Entries from a dataset of interfaces

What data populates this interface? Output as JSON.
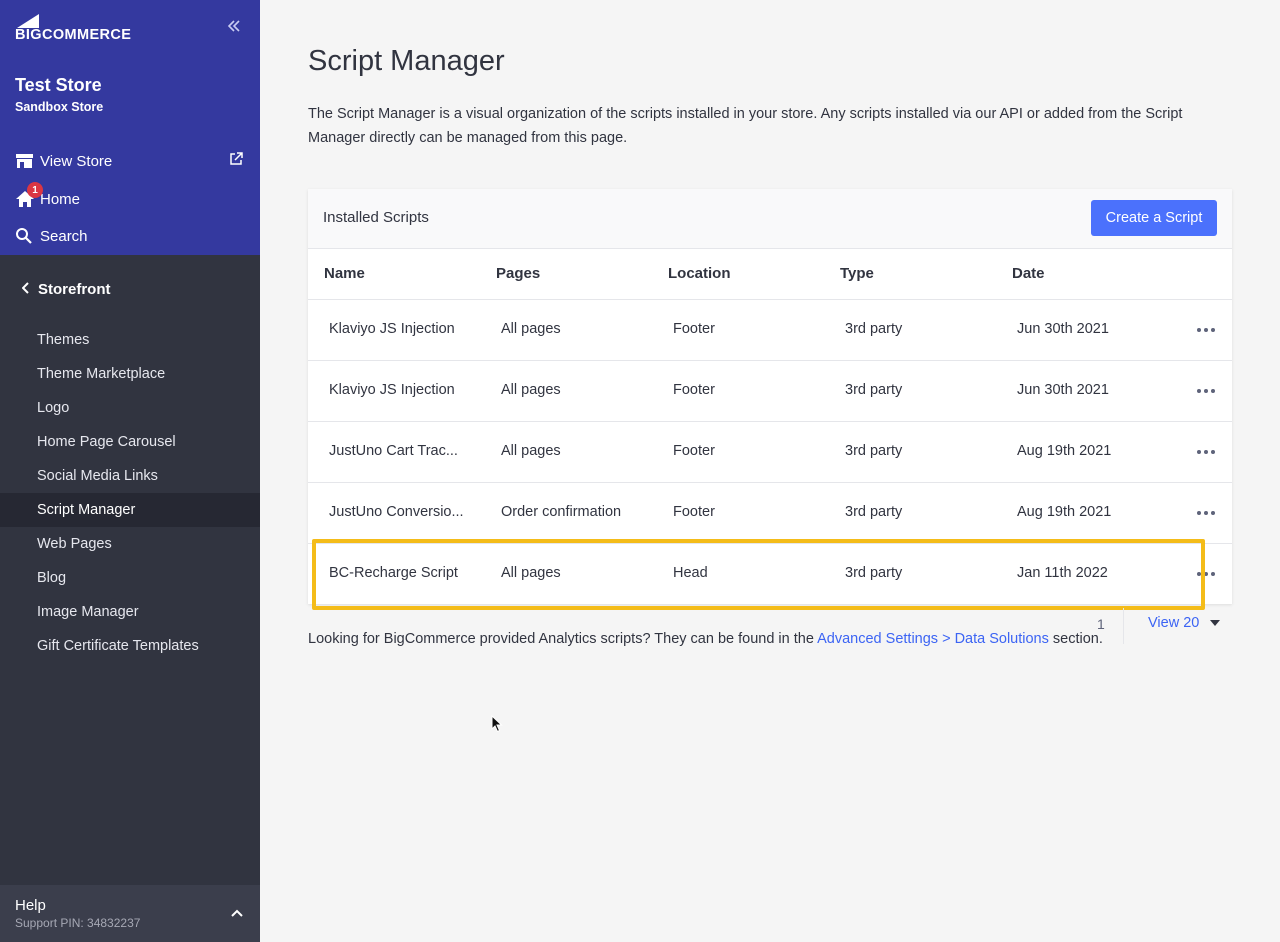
{
  "sidebar": {
    "logo_text": "BIGCOMMERCE",
    "store_name": "Test Store",
    "store_sub": "Sandbox Store",
    "links": {
      "view_store": "View Store",
      "home": "Home",
      "home_badge": "1",
      "search": "Search"
    },
    "section": "Storefront",
    "items": [
      {
        "label": "Themes"
      },
      {
        "label": "Theme Marketplace"
      },
      {
        "label": "Logo"
      },
      {
        "label": "Home Page Carousel"
      },
      {
        "label": "Social Media Links"
      },
      {
        "label": "Script Manager",
        "active": true
      },
      {
        "label": "Web Pages"
      },
      {
        "label": "Blog"
      },
      {
        "label": "Image Manager"
      },
      {
        "label": "Gift Certificate Templates"
      }
    ],
    "help": {
      "title": "Help",
      "pin": "Support PIN: 34832237"
    }
  },
  "main": {
    "title": "Script Manager",
    "description": "The Script Manager is a visual organization of the scripts installed in your store. Any scripts installed via our API or added from the Script Manager directly can be managed from this page.",
    "panel": {
      "title": "Installed Scripts",
      "create_button": "Create a Script",
      "columns": [
        "Name",
        "Pages",
        "Location",
        "Type",
        "Date"
      ],
      "rows": [
        {
          "name": "Klaviyo JS Injection",
          "pages": "All pages",
          "location": "Footer",
          "type": "3rd party",
          "date": "Jun 30th 2021"
        },
        {
          "name": "Klaviyo JS Injection",
          "pages": "All pages",
          "location": "Footer",
          "type": "3rd party",
          "date": "Jun 30th 2021"
        },
        {
          "name": "JustUno Cart Trac...",
          "pages": "All pages",
          "location": "Footer",
          "type": "3rd party",
          "date": "Aug 19th 2021"
        },
        {
          "name": "JustUno Conversio...",
          "pages": "Order confirmation",
          "location": "Footer",
          "type": "3rd party",
          "date": "Aug 19th 2021"
        },
        {
          "name": "BC-Recharge Script",
          "pages": "All pages",
          "location": "Head",
          "type": "3rd party",
          "date": "Jan 11th 2022"
        }
      ]
    },
    "pagination": {
      "page": "1",
      "view": "View 20"
    },
    "footer": {
      "prefix": "Looking for BigCommerce provided Analytics scripts? They can be found in the ",
      "link": "Advanced Settings > Data Solutions",
      "suffix": " section."
    }
  },
  "colors": {
    "sidebar_top": "#34399f",
    "sidebar_bottom": "#313440",
    "primary_button": "#4b71fc",
    "highlight": "#f4bc19",
    "badge": "#db3643",
    "link": "#3c64f4"
  }
}
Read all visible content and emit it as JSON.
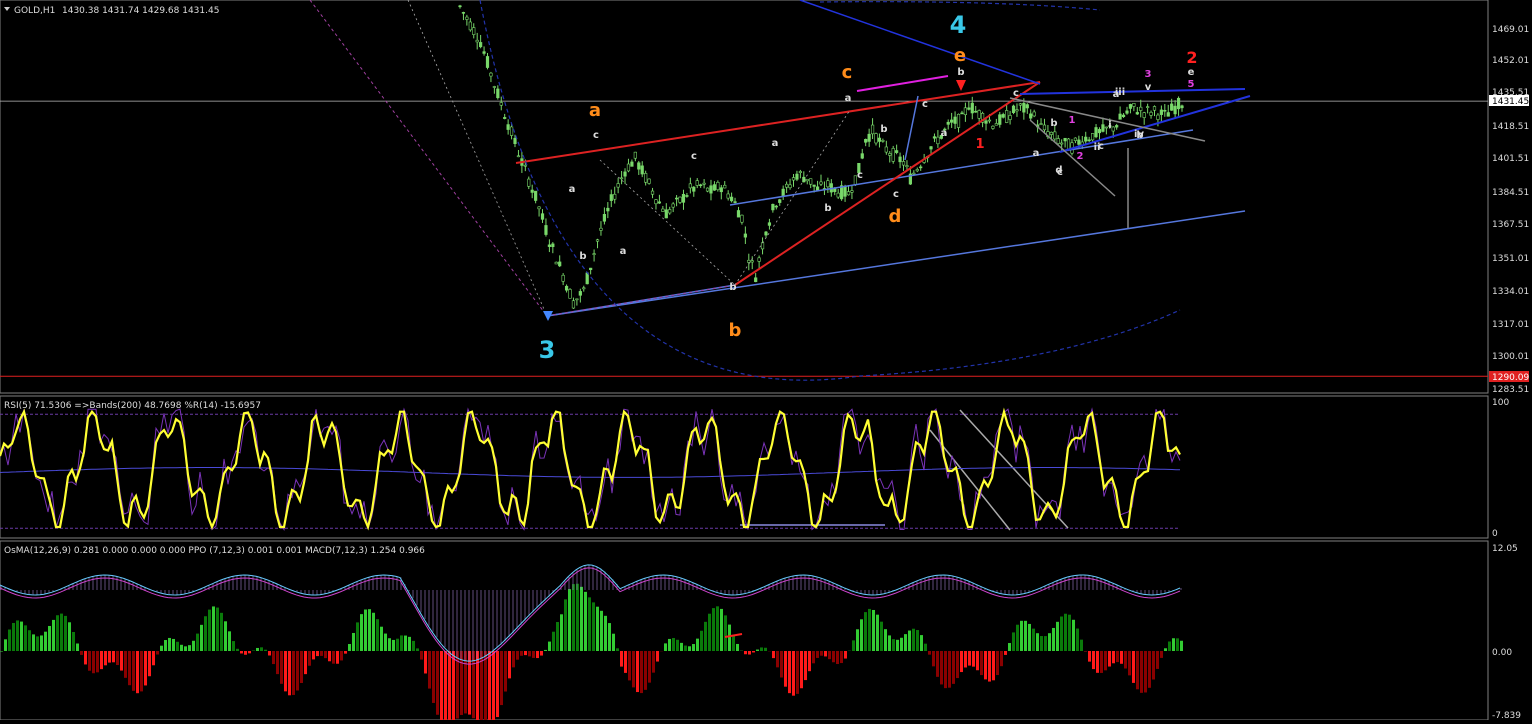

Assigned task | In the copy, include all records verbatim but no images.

Task result |
What data populates this interface? Output as JSON.
{
  "sidebar": {
    "logo_text": "BIGCOMMERCE",
    "store_name": "Test Store",
    "store_sub": "Sandbox Store",
    "links": {
      "view_store": "View Store",
      "home": "Home",
      "home_badge": "1",
      "search": "Search"
    },
    "section": "Storefront",
    "items": [
      {
        "label": "Themes"
      },
      {
        "label": "Theme Marketplace"
      },
      {
        "label": "Logo"
      },
      {
        "label": "Home Page Carousel"
      },
      {
        "label": "Social Media Links"
      },
      {
        "label": "Script Manager",
        "active": true
      },
      {
        "label": "Web Pages"
      },
      {
        "label": "Blog"
      },
      {
        "label": "Image Manager"
      },
      {
        "label": "Gift Certificate Templates"
      }
    ],
    "help": {
      "title": "Help",
      "pin": "Support PIN: 34832237"
    }
  },
  "main": {
    "title": "Script Manager",
    "description": "The Script Manager is a visual organization of the scripts installed in your store. Any scripts installed via our API or added from the Script Manager directly can be managed from this page.",
    "panel": {
      "title": "Installed Scripts",
      "create_button": "Create a Script",
      "columns": [
        "Name",
        "Pages",
        "Location",
        "Type",
        "Date"
      ],
      "rows": [
        {
          "name": "Klaviyo JS Injection",
          "pages": "All pages",
          "location": "Footer",
          "type": "3rd party",
          "date": "Jun 30th 2021"
        },
        {
          "name": "Klaviyo JS Injection",
          "pages": "All pages",
          "location": "Footer",
          "type": "3rd party",
          "date": "Jun 30th 2021"
        },
        {
          "name": "JustUno Cart Trac...",
          "pages": "All pages",
          "location": "Footer",
          "type": "3rd party",
          "date": "Aug 19th 2021"
        },
        {
          "name": "JustUno Conversio...",
          "pages": "Order confirmation",
          "location": "Footer",
          "type": "3rd party",
          "date": "Aug 19th 2021"
        },
        {
          "name": "BC-Recharge Script",
          "pages": "All pages",
          "location": "Head",
          "type": "3rd party",
          "date": "Jan 11th 2022"
        }
      ]
    },
    "pagination": {
      "page": "1",
      "view": "View 20"
    },
    "footer": {
      "prefix": "Looking for BigCommerce provided Analytics scripts? They can be found in the ",
      "link": "Advanced Settings > Data Solutions",
      "suffix": " section."
    }
  },
  "colors": {
    "sidebar_top": "#34399f",
    "sidebar_bottom": "#313440",
    "primary_button": "#4b71fc",
    "highlight": "#f4bc19",
    "badge": "#db3643",
    "link": "#3c64f4"
  }
}
Read all visible content and emit it as JSON.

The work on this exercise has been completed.